many Med-Peds faculty a program has, a large part of your teaching will be
done by faculty from the categorical programs. Be sure to evaluate the
categorical faculty in both departments. The additional benefits of having
Med-Peds trained physicians on faculty or in the community are to help be
role models and mentors for you in practice and to provide career counseling.
- Are there
geographic differences in Med-Peds programs?
As you can see,
med-peds has many more programs and resident positions in certain parts of
the country. Graduates from our programs are located virtually in every
combined fellowships are available and what advantages are there to
have entered virtually every subspecialty (fellowship). Fellowship program
directors will often combine adult and pediatric fellowship programs for our
graduates where both adult and pediatrics fellowship programs are available
in the same academic center. Examples have included: infectious diseases,
allergy/immunology, critical care, cardiology, endocrinology, rheumatology,
pulmonology, nephrology, gastroenterology and more.
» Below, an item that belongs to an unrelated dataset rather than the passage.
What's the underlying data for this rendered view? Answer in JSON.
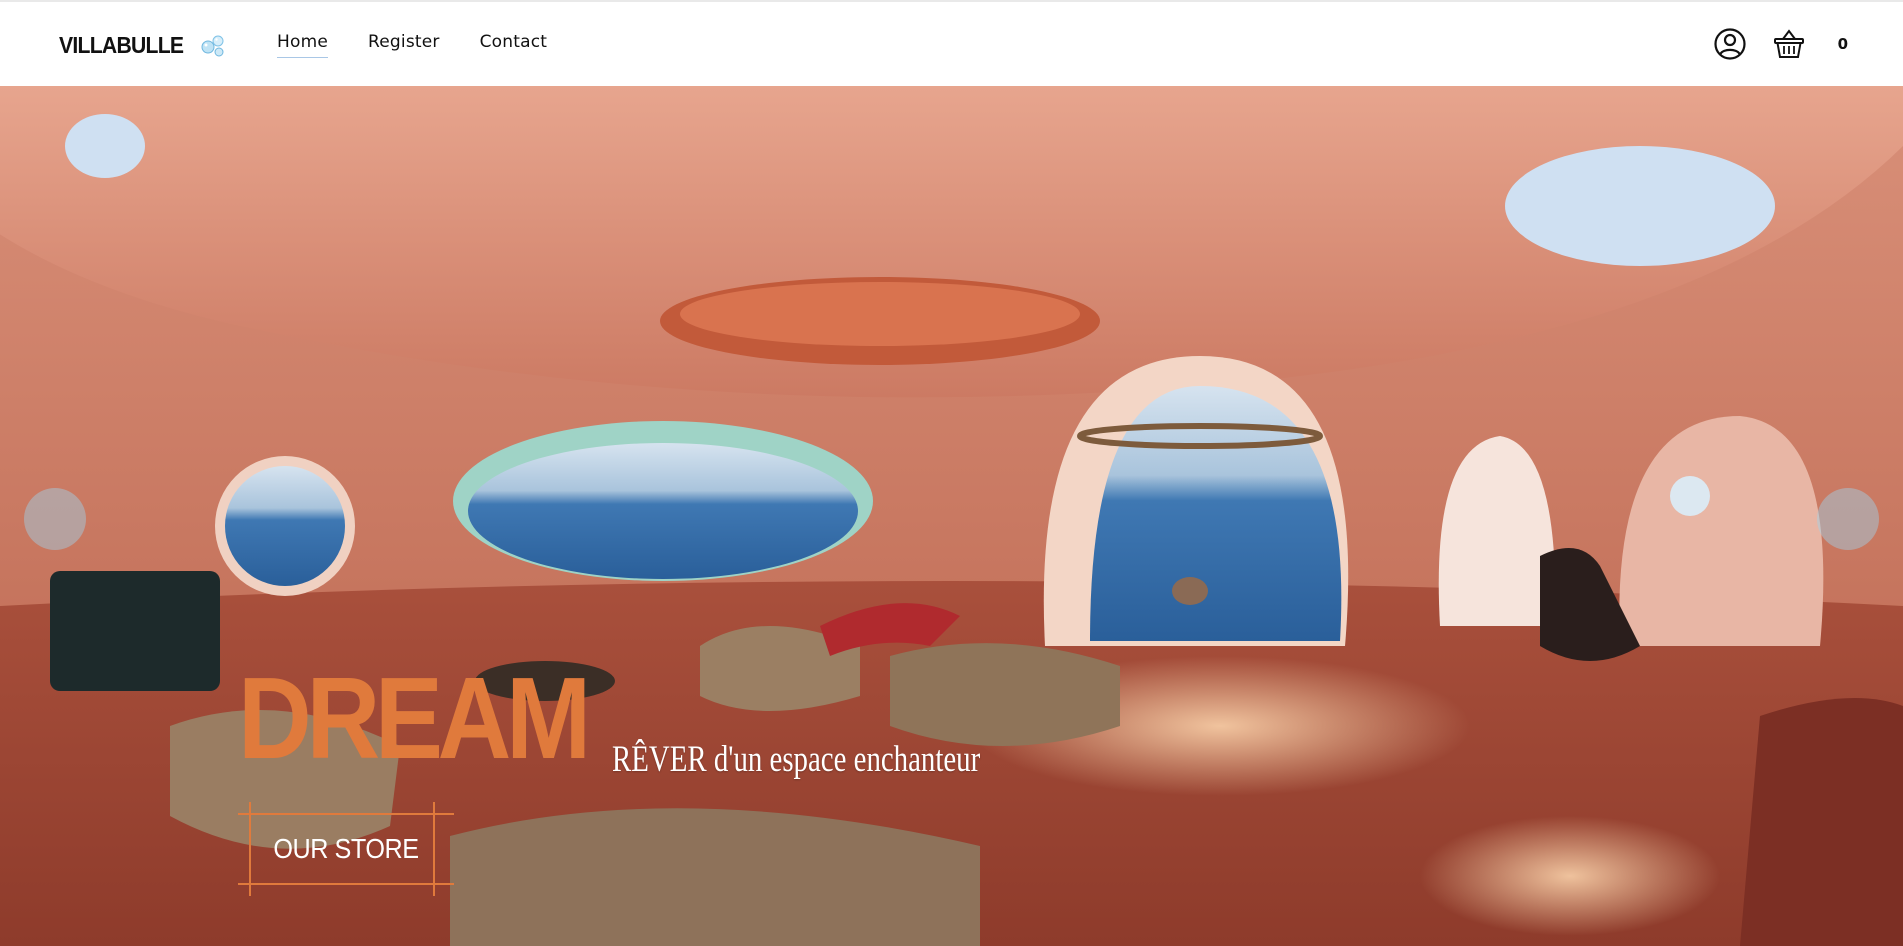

Those that choose this
path will usually take 4 boards: General Pediatrics, General Medicine,
Subspecialty (adult), and Subspecialty (pediatric).
combined fellowships can fill unique niches and unique needs. A Med-Peds
nephrologist, for example, can provide pediatric nephrology care to a
community that might not have nor afford a full-time pediatric nephrologist
while also providing adult nephrology. A Med-Peds subspecialist may serve as
director of specialized centers serving adults and children such as bone
marrow transplant units, congenital heart disease clinics or cystic fibrosis
centers. More information about Fellowships for Med-Peds can be found in the
Med-Peds Fellowship Guide.